The nickel price can be highly volatile. Over the past three decades, the price has traded in a range of just under $5,000 to over $50,000 per ton. Due to small production and steady consumer demand, dramatic price movement can occur quickly. I recall trading nickel for a large commodity trading company in the late 1980s. I bought nickel from the Norilsk mine for delivery in three months. In order to hedge the trade, I sold LME contracts for the same date I expected delivery from the supplier. Norilsk is located in Siberia, it so happened that the ports froze and Norilsk could not make delivery on the agreed upon date. Since the nickel was not available to deliver, I had to buy it back on the LME. It turned out that many other commodity traders did the same trade with Norilsk and were in the same frozen boat I was. The price of nickel for the delivery date soared and the market moved into backwardation for that specific delivery date. This meant that nearby prices moved higher than deferred prices. The trade that I had originally thought would make money turned out to be a big loser as I was short on the LME with no nickel to deliver. As I could not deliver the physical metal, I bought it at the inflated market price. Nickel prices returned to normal levels once the metal came in from Norilsk which was months later. This is just an example of how volatile nickel prices can be. Another example happened just recently.
In January 2014, the Indonesian government announced a mineral export ban. Their intentions are to retain strategic mineral production for domestic use and ban exports by foreign mining entities. This action, by a producing country, caused the price of nickel to move significantly higher.
Nickel is an important base metal with a highly volatile price. In the US, the five-cent piece or nickel contains nickel metal. The nickel price has been so volatile over the years that at times, a nickel is actually worth a lot more than five cents. It is against US law to melt down nickels and pennies. Base metals like nickel are part of our daily lives no matter where, around the globe, we live.
Update on Nickel
The price of nickel on the London Metal Exchange (LME) traded to the lowest level in twelve years in late November. Nickel traded to lows of around $8,100 per ton. Nickel is a corrosion-resistant metal that is a key ingredient in stainless steel. Nickel has been one of the worst performing commodities in 2015; the price was at over $15,000 per ton at the end of 2014. The reason for weakness in nickel is the strength of the U.S. dollar and weakness in the world's largest consumer of the metal, China.
Nickel is a relatively small market with around 2 million tons produced each year. The small size of the market makes nickel a highly volatile commodity. Global economic weakness has resulted in destocking as demand has decreased for the production of stainless steel in 2015. The prospects for nickel, given the sharp move lower in 2015, will likely improve in years ahead. Lower prices will eventually lead to production cuts, as close to half the nickel production today is uneconomic.
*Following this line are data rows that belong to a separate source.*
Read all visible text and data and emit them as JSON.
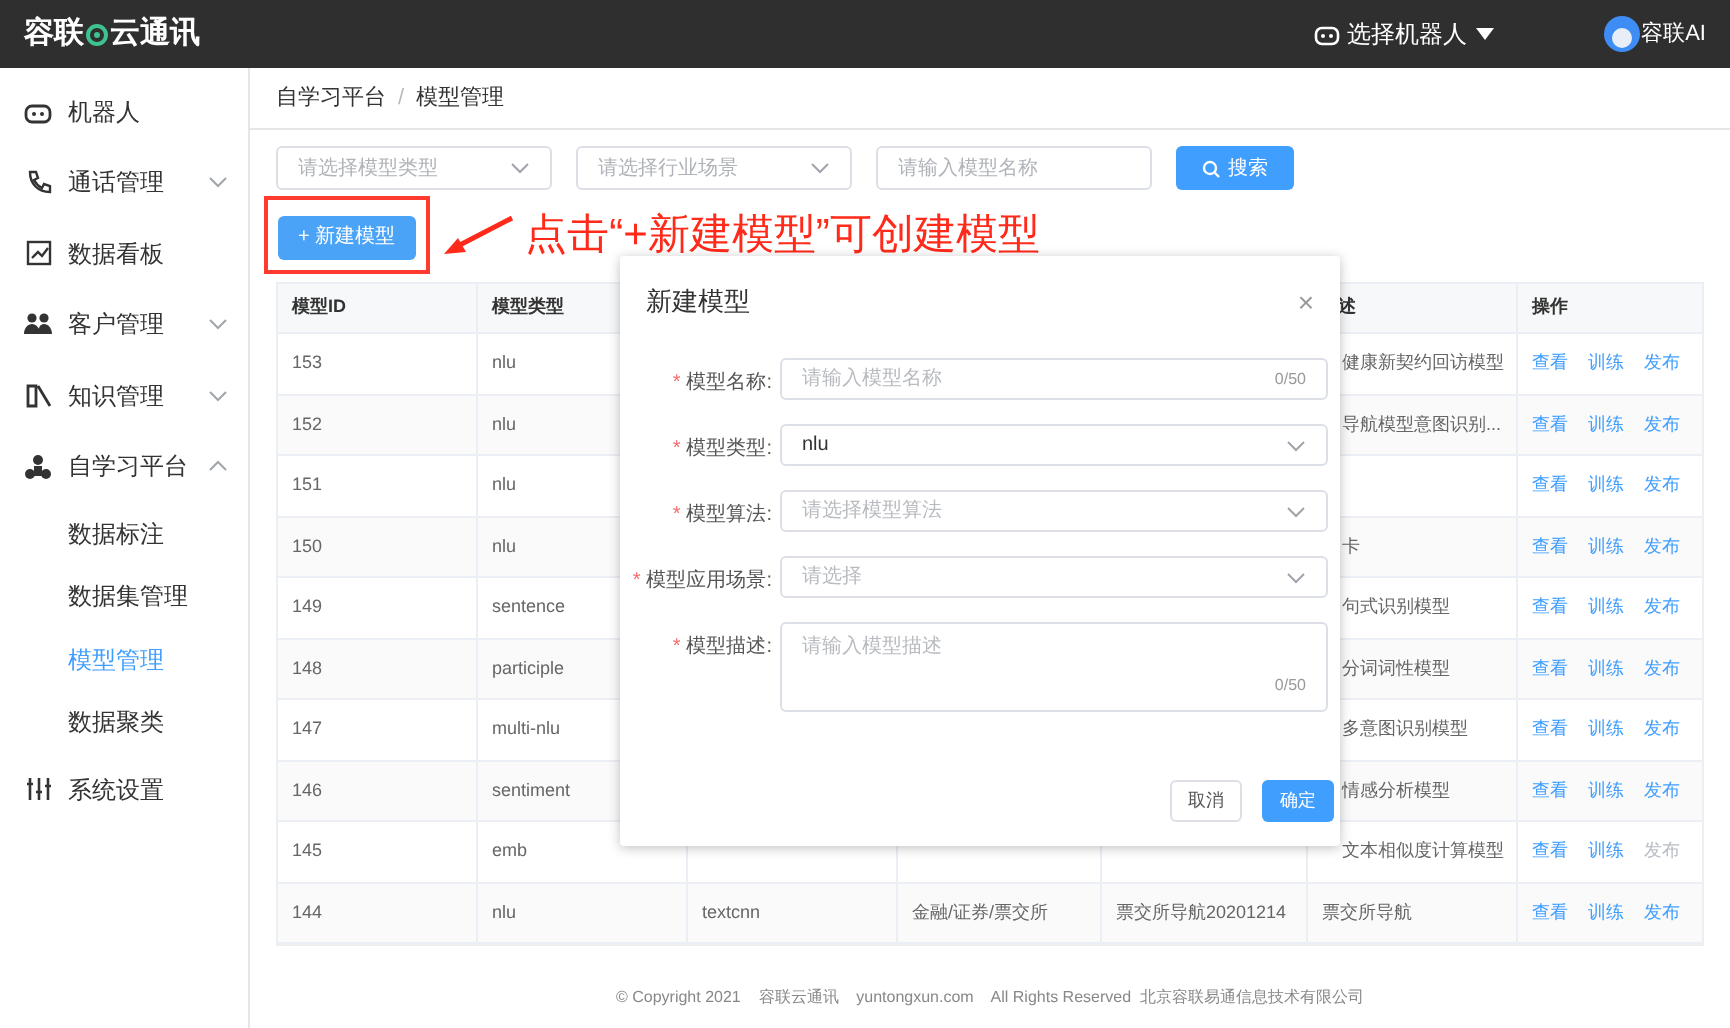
{
  "header": {
    "logo": "容联",
    "logo_rest": "云通讯",
    "robot_select": "选择机器人",
    "user": "容联AI"
  },
  "sidebar": {
    "items": [
      {
        "kind": "link",
        "label": "机器人"
      },
      {
        "kind": "group",
        "label": "通话管理",
        "expanded": false
      },
      {
        "kind": "link",
        "label": "数据看板"
      },
      {
        "kind": "group",
        "label": "客户管理",
        "expanded": false
      },
      {
        "kind": "group",
        "label": "知识管理",
        "expanded": false
      },
      {
        "kind": "group",
        "label": "自学习平台",
        "expanded": true,
        "children": [
          {
            "label": "数据标注",
            "selected": false
          },
          {
            "label": "数据集管理",
            "selected": false
          },
          {
            "label": "模型管理",
            "selected": true
          },
          {
            "label": "数据聚类",
            "selected": false
          }
        ]
      },
      {
        "kind": "link",
        "label": "系统设置"
      }
    ]
  },
  "breadcrumb": {
    "items": [
      "自学习平台",
      "模型管理"
    ],
    "separator": "/"
  },
  "filters": [
    {
      "kind": "select",
      "placeholder": "请选择模型类型"
    },
    {
      "kind": "select",
      "placeholder": "请选择行业场景"
    },
    {
      "kind": "input",
      "placeholder": "请输入模型名称"
    }
  ],
  "search_button": "搜索",
  "new_button": "+ 新建模型",
  "annotation": "点击“+新建模型”可创建模型",
  "table": {
    "columns": [
      "模型ID",
      "模型类型",
      "",
      "",
      "",
      "述",
      "操作"
    ],
    "rows": [
      {
        "cells": [
          "153",
          "nlu",
          "",
          "",
          "",
          "健康新契约回访模型"
        ],
        "actions": [
          {
            "label": "查看",
            "disabled": false
          },
          {
            "label": "训练",
            "disabled": false
          },
          {
            "label": "发布",
            "disabled": false
          }
        ]
      },
      {
        "cells": [
          "152",
          "nlu",
          "",
          "",
          "",
          "导航模型意图识别..."
        ],
        "actions": [
          {
            "label": "查看",
            "disabled": false
          },
          {
            "label": "训练",
            "disabled": false
          },
          {
            "label": "发布",
            "disabled": false
          }
        ]
      },
      {
        "cells": [
          "151",
          "nlu",
          "",
          "",
          "",
          ""
        ],
        "actions": [
          {
            "label": "查看",
            "disabled": false
          },
          {
            "label": "训练",
            "disabled": false
          },
          {
            "label": "发布",
            "disabled": false
          }
        ]
      },
      {
        "cells": [
          "150",
          "nlu",
          "",
          "",
          "",
          "卡"
        ],
        "actions": [
          {
            "label": "查看",
            "disabled": false
          },
          {
            "label": "训练",
            "disabled": false
          },
          {
            "label": "发布",
            "disabled": false
          }
        ]
      },
      {
        "cells": [
          "149",
          "sentence",
          "",
          "",
          "",
          "句式识别模型"
        ],
        "actions": [
          {
            "label": "查看",
            "disabled": false
          },
          {
            "label": "训练",
            "disabled": false
          },
          {
            "label": "发布",
            "disabled": false
          }
        ]
      },
      {
        "cells": [
          "148",
          "participle",
          "",
          "",
          "",
          "分词词性模型"
        ],
        "actions": [
          {
            "label": "查看",
            "disabled": false
          },
          {
            "label": "训练",
            "disabled": false
          },
          {
            "label": "发布",
            "disabled": false
          }
        ]
      },
      {
        "cells": [
          "147",
          "multi-nlu",
          "",
          "",
          "",
          "多意图识别模型"
        ],
        "actions": [
          {
            "label": "查看",
            "disabled": false
          },
          {
            "label": "训练",
            "disabled": false
          },
          {
            "label": "发布",
            "disabled": false
          }
        ]
      },
      {
        "cells": [
          "146",
          "sentiment",
          "",
          "",
          "",
          "情感分析模型"
        ],
        "actions": [
          {
            "label": "查看",
            "disabled": false
          },
          {
            "label": "训练",
            "disabled": false
          },
          {
            "label": "发布",
            "disabled": false
          }
        ]
      },
      {
        "cells": [
          "145",
          "emb",
          "",
          "",
          "",
          "文本相似度计算模型"
        ],
        "actions": [
          {
            "label": "查看",
            "disabled": false
          },
          {
            "label": "训练",
            "disabled": false
          },
          {
            "label": "发布",
            "disabled": true
          }
        ]
      },
      {
        "cells": [
          "144",
          "nlu",
          "textcnn",
          "金融/证券/票交所",
          "票交所导航20201214",
          "票交所导航"
        ],
        "actions": [
          {
            "label": "查看",
            "disabled": false
          },
          {
            "label": "训练",
            "disabled": false
          },
          {
            "label": "发布",
            "disabled": false
          }
        ]
      }
    ]
  },
  "footer": "© Copyright 2021    容联云通讯    yuntongxun.com    All Rights Reserved  北京容联易通信息技术有限公司",
  "dialog": {
    "title": "新建模型",
    "close": "×",
    "fields": [
      {
        "kind": "input",
        "required_mark": "*",
        "label": "模型名称:",
        "placeholder": "请输入模型名称",
        "counter": "0/50"
      },
      {
        "kind": "select",
        "required_mark": "*",
        "label": "模型类型:",
        "value": "nlu"
      },
      {
        "kind": "select",
        "required_mark": "*",
        "label": "模型算法:",
        "placeholder": "请选择模型算法"
      },
      {
        "kind": "select",
        "required_mark": "*",
        "label": "模型应用场景:",
        "placeholder": "请选择"
      },
      {
        "kind": "textarea",
        "required_mark": "*",
        "label": "模型描述:",
        "placeholder": "请输入模型描述",
        "counter": "0/50"
      }
    ],
    "buttons": [
      {
        "label": "取消",
        "primary": false
      },
      {
        "label": "确定",
        "primary": true
      }
    ]
  }
}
Nickel has rebounded slightly from the November lows and closed at $9,030 per ton on the LME December 4. However, the International Nickel Study Group is projecting a nickel glut given weak demand in the market. Nickel is just one of many metals and commodities that have suffered in the bear market for commodities that commenced in 2011. For now, the trend remains lower but in a volatile market like nickel, corrective rallies are likely to create price spikes in 2016.